Data records for software interfaces:
•••••
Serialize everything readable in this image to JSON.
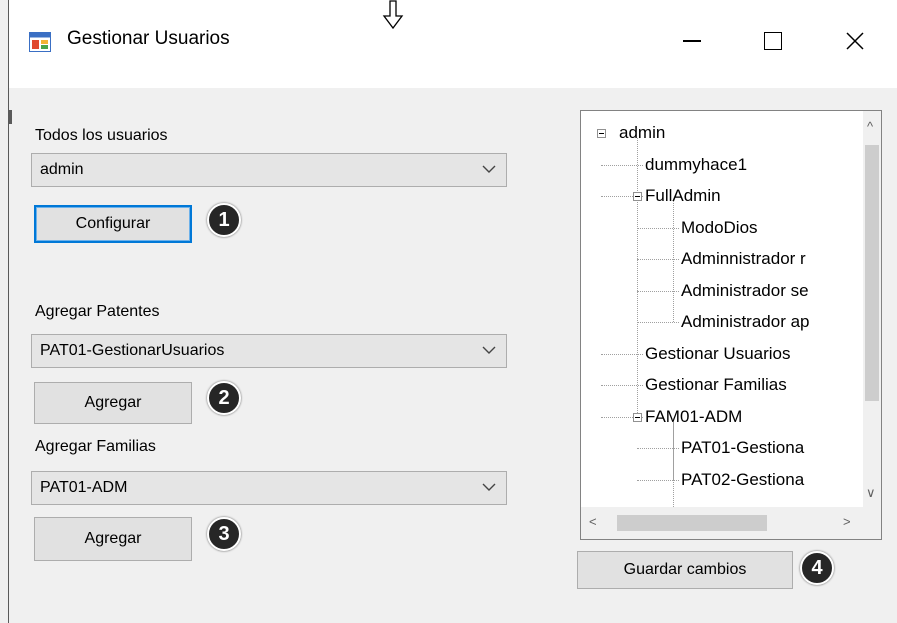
{
  "window": {
    "title": "Gestionar Usuarios"
  },
  "users": {
    "label": "Todos los usuarios",
    "selected": "admin",
    "configure_button": "Configurar",
    "badge": "1"
  },
  "patents": {
    "label": "Agregar Patentes",
    "selected": "PAT01-GestionarUsuarios",
    "add_button": "Agregar",
    "badge": "2"
  },
  "families": {
    "label": "Agregar Familias",
    "selected": "PAT01-ADM",
    "add_button": "Agregar",
    "badge": "3"
  },
  "tree": {
    "nodes": [
      {
        "label": "admin",
        "level": 0,
        "expander": true
      },
      {
        "label": "dummyhace1",
        "level": 1,
        "expander": false
      },
      {
        "label": "FullAdmin",
        "level": 1,
        "expander": true
      },
      {
        "label": "ModoDios",
        "level": 2,
        "expander": false
      },
      {
        "label": "Adminnistrador r",
        "level": 2,
        "expander": false
      },
      {
        "label": "Administrador se",
        "level": 2,
        "expander": false
      },
      {
        "label": "Administrador ap",
        "level": 2,
        "expander": false
      },
      {
        "label": "Gestionar Usuarios",
        "level": 1,
        "expander": false
      },
      {
        "label": "Gestionar Familias",
        "level": 1,
        "expander": false
      },
      {
        "label": "FAM01-ADM",
        "level": 1,
        "expander": true
      },
      {
        "label": "PAT01-Gestiona",
        "level": 2,
        "expander": false
      },
      {
        "label": "PAT02-Gestiona",
        "level": 2,
        "expander": false
      }
    ]
  },
  "save": {
    "button": "Guardar cambios",
    "badge": "4"
  },
  "icons": {
    "app": "app-window-icon",
    "cursor": "down-arrow-cursor-icon",
    "minimize": "minimize-icon",
    "maximize": "maximize-icon",
    "close": "close-icon",
    "dropdown": "chevron-down-icon"
  }
}
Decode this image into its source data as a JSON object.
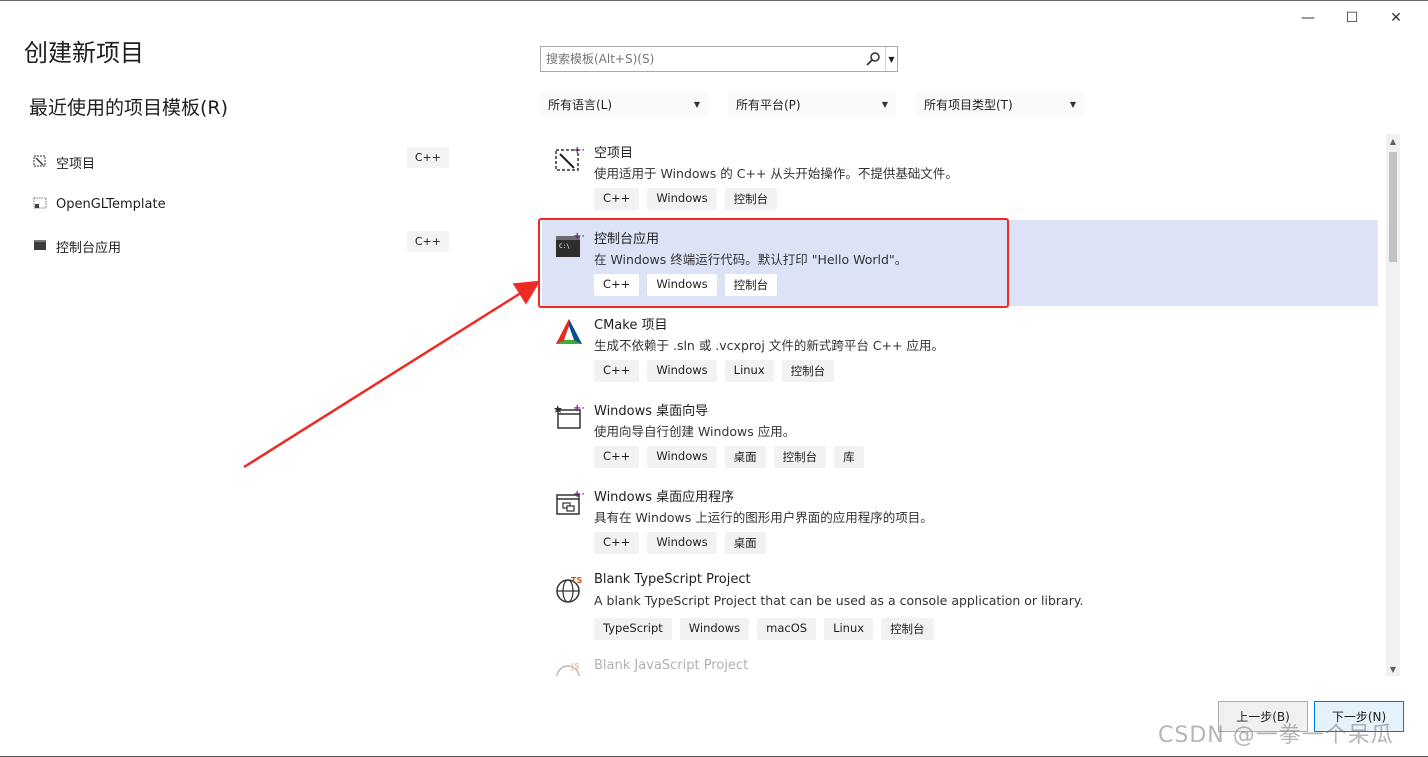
{
  "window": {
    "controls": {
      "minimize": "—",
      "maximize": "☐",
      "close": "✕"
    }
  },
  "header": {
    "title": "创建新项目",
    "recent_title": "最近使用的项目模板(R)"
  },
  "search": {
    "placeholder": "搜索模板(Alt+S)(S)"
  },
  "filters": [
    {
      "label": "所有语言(L)"
    },
    {
      "label": "所有平台(P)"
    },
    {
      "label": "所有项目类型(T)"
    }
  ],
  "recent": [
    {
      "name": "空项目",
      "tag": "C++",
      "icon": "empty-project-icon"
    },
    {
      "name": "OpenGLTemplate",
      "tag": "",
      "icon": "opengl-template-icon"
    },
    {
      "name": "控制台应用",
      "tag": "C++",
      "icon": "console-app-icon"
    }
  ],
  "templates": [
    {
      "name": "空项目",
      "desc": "使用适用于 Windows 的 C++ 从头开始操作。不提供基础文件。",
      "tags": [
        "C++",
        "Windows",
        "控制台"
      ],
      "icon": "empty-project-icon"
    },
    {
      "name": "控制台应用",
      "desc": "在 Windows 终端运行代码。默认打印 \"Hello World\"。",
      "tags": [
        "C++",
        "Windows",
        "控制台"
      ],
      "icon": "console-app-icon"
    },
    {
      "name": "CMake 项目",
      "desc": "生成不依赖于 .sln 或 .vcxproj 文件的新式跨平台 C++ 应用。",
      "tags": [
        "C++",
        "Windows",
        "Linux",
        "控制台"
      ],
      "icon": "cmake-icon"
    },
    {
      "name": "Windows 桌面向导",
      "desc": "使用向导自行创建 Windows 应用。",
      "tags": [
        "C++",
        "Windows",
        "桌面",
        "控制台",
        "库"
      ],
      "icon": "desktop-wizard-icon"
    },
    {
      "name": "Windows 桌面应用程序",
      "desc": "具有在 Windows 上运行的图形用户界面的应用程序的项目。",
      "tags": [
        "C++",
        "Windows",
        "桌面"
      ],
      "icon": "desktop-app-icon"
    },
    {
      "name": "Blank TypeScript Project",
      "desc": "A blank TypeScript Project that can be used as a console application or library.",
      "tags": [
        "TypeScript",
        "Windows",
        "macOS",
        "Linux",
        "控制台"
      ],
      "icon": "typescript-icon"
    },
    {
      "name": "Blank JavaScript Project",
      "desc": "",
      "tags": [],
      "icon": "javascript-icon"
    }
  ],
  "buttons": {
    "back": "上一步(B)",
    "next": "下一步(N)"
  },
  "watermark": "CSDN @一拳一个呆瓜",
  "colors": {
    "selected_bg": "#dde3f7",
    "highlight": "#ee2a24",
    "accent": "#0078d7"
  }
}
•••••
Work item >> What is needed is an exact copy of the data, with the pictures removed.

Answer box >>
Serialize everything readable in this image to JSON.
{
  "window": {
    "title": "Gestionar Usuarios"
  },
  "users": {
    "label": "Todos los usuarios",
    "selected": "admin",
    "configure_button": "Configurar",
    "badge": "1"
  },
  "patents": {
    "label": "Agregar Patentes",
    "selected": "PAT01-GestionarUsuarios",
    "add_button": "Agregar",
    "badge": "2"
  },
  "families": {
    "label": "Agregar Familias",
    "selected": "PAT01-ADM",
    "add_button": "Agregar",
    "badge": "3"
  },
  "tree": {
    "nodes": [
      {
        "label": "admin",
        "level": 0,
        "expander": true
      },
      {
        "label": "dummyhace1",
        "level": 1,
        "expander": false
      },
      {
        "label": "FullAdmin",
        "level": 1,
        "expander": true
      },
      {
        "label": "ModoDios",
        "level": 2,
        "expander": false
      },
      {
        "label": "Adminnistrador r",
        "level": 2,
        "expander": false
      },
      {
        "label": "Administrador se",
        "level": 2,
        "expander": false
      },
      {
        "label": "Administrador ap",
        "level": 2,
        "expander": false
      },
      {
        "label": "Gestionar Usuarios",
        "level": 1,
        "expander": false
      },
      {
        "label": "Gestionar Familias",
        "level": 1,
        "expander": false
      },
      {
        "label": "FAM01-ADM",
        "level": 1,
        "expander": true
      },
      {
        "label": "PAT01-Gestiona",
        "level": 2,
        "expander": false
      },
      {
        "label": "PAT02-Gestiona",
        "level": 2,
        "expander": false
      }
    ]
  },
  "save": {
    "button": "Guardar cambios",
    "badge": "4"
  },
  "icons": {
    "app": "app-window-icon",
    "cursor": "down-arrow-cursor-icon",
    "minimize": "minimize-icon",
    "maximize": "maximize-icon",
    "close": "close-icon",
    "dropdown": "chevron-down-icon"
  }
}
Decode this image into its source data as a JSON object.
{
  "window": {
    "controls": {
      "minimize": "—",
      "maximize": "☐",
      "close": "✕"
    }
  },
  "header": {
    "title": "创建新项目",
    "recent_title": "最近使用的项目模板(R)"
  },
  "search": {
    "placeholder": "搜索模板(Alt+S)(S)"
  },
  "filters": [
    {
      "label": "所有语言(L)"
    },
    {
      "label": "所有平台(P)"
    },
    {
      "label": "所有项目类型(T)"
    }
  ],
  "recent": [
    {
      "name": "空项目",
      "tag": "C++",
      "icon": "empty-project-icon"
    },
    {
      "name": "OpenGLTemplate",
      "tag": "",
      "icon": "opengl-template-icon"
    },
    {
      "name": "控制台应用",
      "tag": "C++",
      "icon": "console-app-icon"
    }
  ],
  "templates": [
    {
      "name": "空项目",
      "desc": "使用适用于 Windows 的 C++ 从头开始操作。不提供基础文件。",
      "tags": [
        "C++",
        "Windows",
        "控制台"
      ],
      "icon": "empty-project-icon"
    },
    {
      "name": "控制台应用",
      "desc": "在 Windows 终端运行代码。默认打印 \"Hello World\"。",
      "tags": [
        "C++",
        "Windows",
        "控制台"
      ],
      "icon": "console-app-icon"
    },
    {
      "name": "CMake 项目",
      "desc": "生成不依赖于 .sln 或 .vcxproj 文件的新式跨平台 C++ 应用。",
      "tags": [
        "C++",
        "Windows",
        "Linux",
        "控制台"
      ],
      "icon": "cmake-icon"
    },
    {
      "name": "Windows 桌面向导",
      "desc": "使用向导自行创建 Windows 应用。",
      "tags": [
        "C++",
        "Windows",
        "桌面",
        "控制台",
        "库"
      ],
      "icon": "desktop-wizard-icon"
    },
    {
      "name": "Windows 桌面应用程序",
      "desc": "具有在 Windows 上运行的图形用户界面的应用程序的项目。",
      "tags": [
        "C++",
        "Windows",
        "桌面"
      ],
      "icon": "desktop-app-icon"
    },
    {
      "name": "Blank TypeScript Project",
      "desc": "A blank TypeScript Project that can be used as a console application or library.",
      "tags": [
        "TypeScript",
        "Windows",
        "macOS",
        "Linux",
        "控制台"
      ],
      "icon": "typescript-icon"
    },
    {
      "name": "Blank JavaScript Project",
      "desc": "",
      "tags": [],
      "icon": "javascript-icon"
    }
  ],
  "buttons": {
    "back": "上一步(B)",
    "next": "下一步(N)"
  },
  "watermark": "CSDN @一拳一个呆瓜",
  "colors": {
    "selected_bg": "#dde3f7",
    "highlight": "#ee2a24",
    "accent": "#0078d7"
  }
}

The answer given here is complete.